(Records shown Opens)

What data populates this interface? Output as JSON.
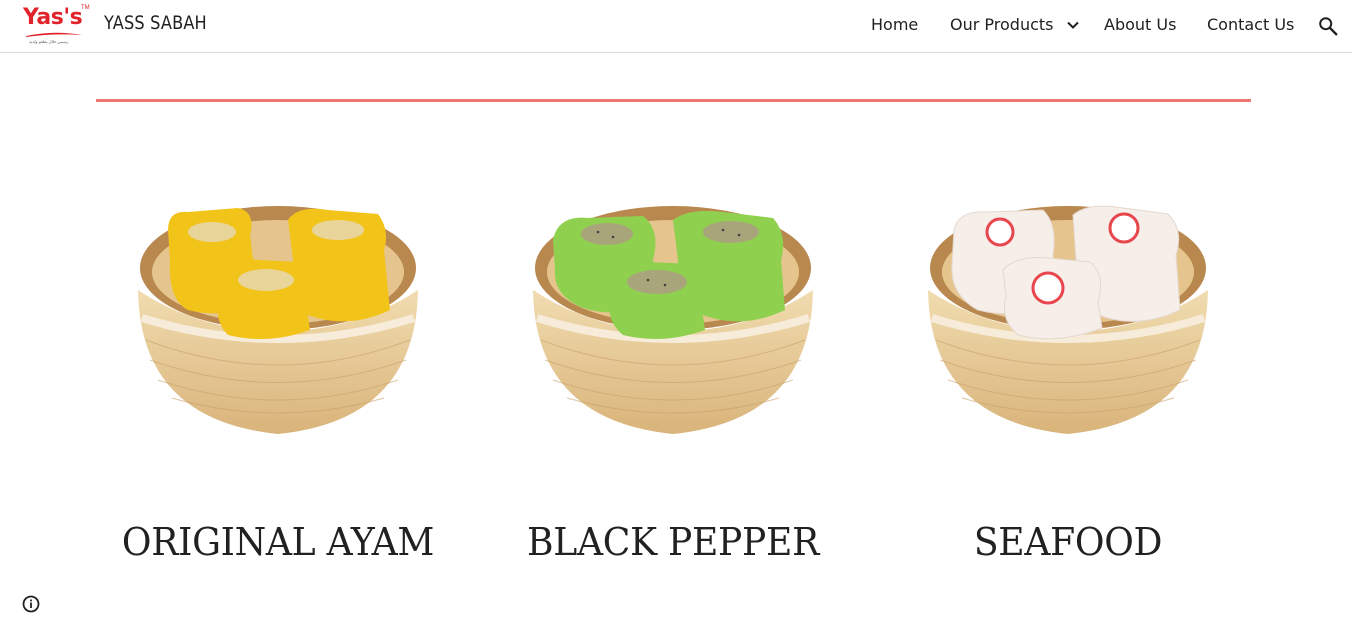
{
  "header": {
    "logo": {
      "brand_text": "Yas's",
      "tm": "TM",
      "tagline": "رسمي حلال بطعم ولذيذ"
    },
    "site_title": "YASS SABAH",
    "nav": [
      {
        "label": "Home"
      },
      {
        "label": "Our Products"
      },
      {
        "label": "About Us"
      },
      {
        "label": "Contact Us"
      }
    ],
    "icons": {
      "dropdown": "chevron-down-icon",
      "search": "search-icon"
    }
  },
  "colors": {
    "accent_line": "#ef7673",
    "brand_red": "#e0232a",
    "wrapper_yellow": "#f2c318",
    "wrapper_green": "#8fd14f",
    "wrapper_white": "#f5eee9",
    "steamer_wood": "#e8cc98"
  },
  "products": [
    {
      "name": "ORIGINAL AYAM",
      "image": "yellow-siomay-steamer-image"
    },
    {
      "name": "BLACK PEPPER",
      "image": "green-siomay-steamer-image"
    },
    {
      "name": "SEAFOOD",
      "image": "white-siomay-steamer-image"
    }
  ],
  "footer": {
    "info_icon": "info-icon"
  }
}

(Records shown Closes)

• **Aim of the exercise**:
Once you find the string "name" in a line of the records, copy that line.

• **Your solution**:
      "name": "ORIGINAL AYAM",
      "name": "BLACK PEPPER",
      "name": "SEAFOOD",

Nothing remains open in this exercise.